As well as checking our assumptions, we should also investigate any outliers. This can easily be checked with two statistics, Cook’s distance and leverage (hat) values.

Cook’s Distance

This can easily be checked with the following plot:

plot(org1, which = 4)

This plots the observation number against its respective Cook’s distance, and handily labels the largest Cook’s distances for you. The rule of thumb often quoted is you’re looking for Cook’s distances to be less than 1.0, with no Cook’s distance ‘significantly’ larger than the rest (although there’s no rule of thumb as far as I know for what significantly means in this instance).

In our example, no observation has a Cook’s distance greater than 1.0 (good), and although three observations have higher Cook’s distances than the rest, I’ve decided they’re not significantly different. If, instead, there was a Cook’s distance of greater than 1.0 or significantly large you would need to investigate the observation to see what’s going on and, if it’s an error, consider removing it.

Leverage (Hat) Values

Finally, leverage – sometimes called hat values – should be checked. To plot the leverage values and inspect them visually, run:

lev <- hatvalues(m1)

In our example there are not large leverage values (notice the tiny scale on the y axis), so we need do nothing further. If you notice large leverage values you can run the following lines of code to identify observations:

out <- identify(lev)
View(lcfs[out, ])

After running the first line, simply click on the offending observations, then press Escape. This stores the observations numbers in a variable which is used to subset the dataframe and the second line shows you just the identified observations for analysis. Neat, huh?

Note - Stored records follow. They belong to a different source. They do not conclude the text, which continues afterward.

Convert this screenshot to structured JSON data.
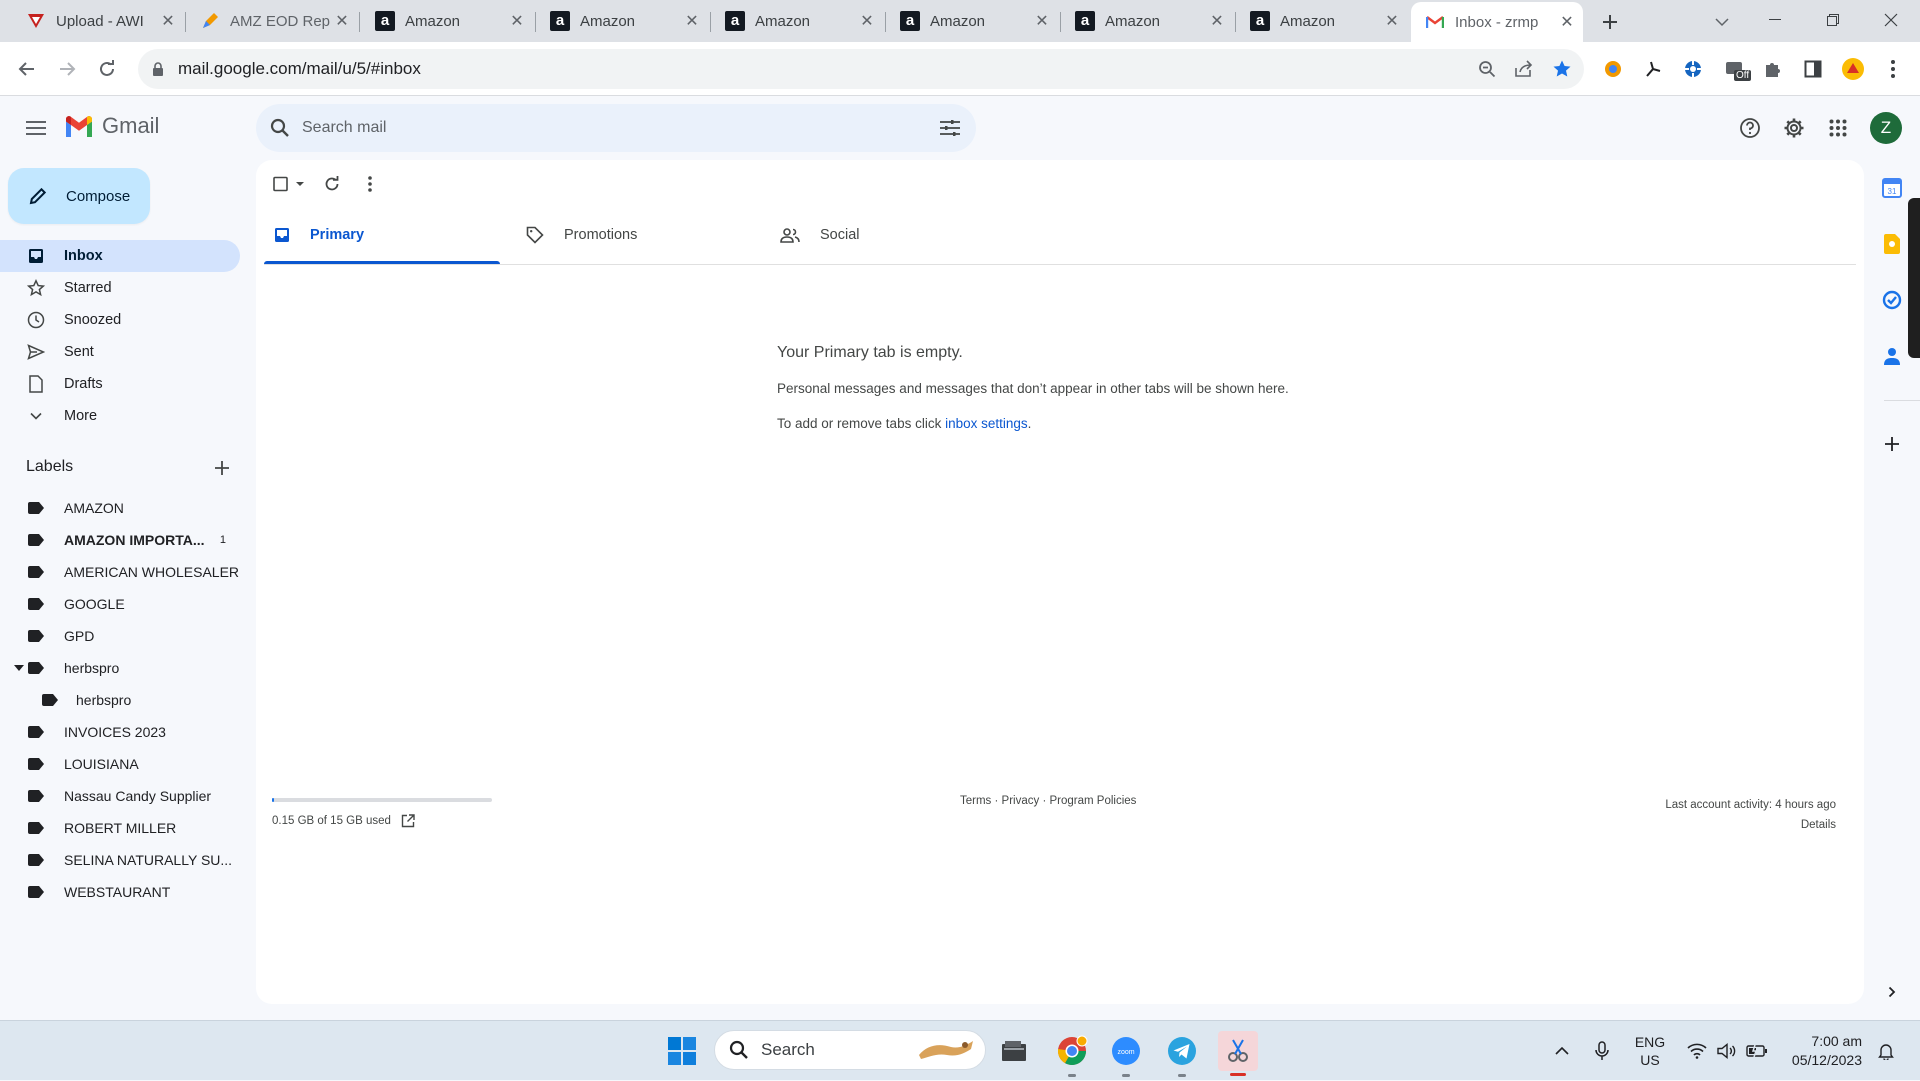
{
  "browser": {
    "tabs": [
      {
        "title": "Upload - AWI",
        "icon": "vertex-icon"
      },
      {
        "title": "AMZ EOD Rep",
        "icon": "pen-icon"
      },
      {
        "title": "Amazon",
        "icon": "amazon-icon"
      },
      {
        "title": "Amazon",
        "icon": "amazon-icon"
      },
      {
        "title": "Amazon",
        "icon": "amazon-icon"
      },
      {
        "title": "Amazon",
        "icon": "amazon-icon"
      },
      {
        "title": "Amazon",
        "icon": "amazon-icon"
      },
      {
        "title": "Amazon",
        "icon": "amazon-icon"
      },
      {
        "title": "Inbox - zrmp",
        "icon": "gmail-icon"
      }
    ],
    "url": "mail.google.com/mail/u/5/#inbox",
    "extension_badge": "Off"
  },
  "gmail": {
    "app_name": "Gmail",
    "search_placeholder": "Search mail",
    "avatar_letter": "Z",
    "compose_label": "Compose",
    "nav": [
      {
        "label": "Inbox",
        "icon": "inbox-icon"
      },
      {
        "label": "Starred",
        "icon": "star-icon"
      },
      {
        "label": "Snoozed",
        "icon": "clock-icon"
      },
      {
        "label": "Sent",
        "icon": "send-icon"
      },
      {
        "label": "Drafts",
        "icon": "draft-icon"
      },
      {
        "label": "More",
        "icon": "chevron-down-icon"
      }
    ],
    "labels_title": "Labels",
    "labels": [
      {
        "name": "AMAZON",
        "count": ""
      },
      {
        "name": "AMAZON IMPORTA...",
        "count": "1"
      },
      {
        "name": "AMERICAN WHOLESALER",
        "count": ""
      },
      {
        "name": "GOOGLE",
        "count": ""
      },
      {
        "name": "GPD",
        "count": ""
      },
      {
        "name": "herbspro",
        "count": ""
      },
      {
        "name": "herbspro",
        "count": ""
      },
      {
        "name": "INVOICES 2023",
        "count": ""
      },
      {
        "name": "LOUISIANA",
        "count": ""
      },
      {
        "name": "Nassau Candy Supplier",
        "count": ""
      },
      {
        "name": "ROBERT MILLER",
        "count": ""
      },
      {
        "name": "SELINA NATURALLY SU...",
        "count": ""
      },
      {
        "name": "WEBSTAURANT",
        "count": ""
      }
    ],
    "category_tabs": [
      {
        "label": "Primary",
        "icon": "inbox-tab-icon"
      },
      {
        "label": "Promotions",
        "icon": "tag-icon"
      },
      {
        "label": "Social",
        "icon": "people-icon"
      }
    ],
    "empty_title": "Your Primary tab is empty.",
    "empty_desc": "Personal messages and messages that don’t appear in other tabs will be shown here.",
    "empty_hint_prefix": "To add or remove tabs click ",
    "empty_hint_link": "inbox settings",
    "empty_hint_suffix": ".",
    "storage_text": "0.15 GB of 15 GB used",
    "storage_fraction": 0.01,
    "footer_terms": "Terms",
    "footer_privacy": "Privacy",
    "footer_policies": "Program Policies",
    "footer_sep": " · ",
    "activity_text": "Last account activity: 4 hours ago",
    "activity_details": "Details"
  },
  "taskbar": {
    "search_label": "Search",
    "lang_top": "ENG",
    "lang_bottom": "US",
    "time": "7:00 am",
    "date": "05/12/2023"
  }
}
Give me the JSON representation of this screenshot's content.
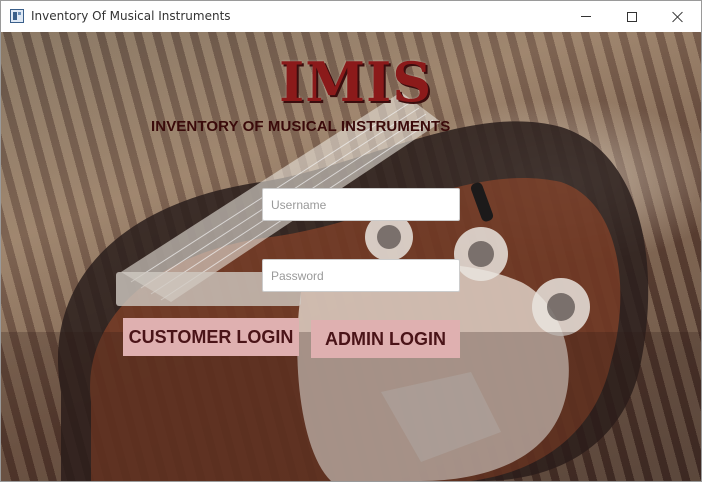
{
  "window": {
    "title": "Inventory Of Musical Instruments",
    "icon": "java-app-icon"
  },
  "header": {
    "logo": "IMIS",
    "subtitle": "INVENTORY OF MUSICAL INSTRUMENTS"
  },
  "form": {
    "username_placeholder": "Username",
    "username_value": "",
    "password_placeholder": "Password",
    "password_value": ""
  },
  "buttons": {
    "customer_login": "CUSTOMER LOGIN",
    "admin_login": "ADMIN LOGIN"
  },
  "colors": {
    "logo": "#8b1a1a",
    "subtitle": "#3a0a0a",
    "button_bg": "#dfb0b0",
    "button_text": "#4a1418"
  }
}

So there you have it, a whistle-stop tour of regression diagnostics in R. I haven’t explained any of the functions, so a good textbook like Andy Field’s Discovering Statistics with [R/SPSS] is recommended if you need to understand the terms or how to properly interpret them. Also, these methods only really allow you to check the assumptions visually. This is usually effective enough but is subjective. But, the point is that hopefully for most purposes these tools will allow you to check a regression model and know with some confidence if you can use it or if you should treat it with suspicion.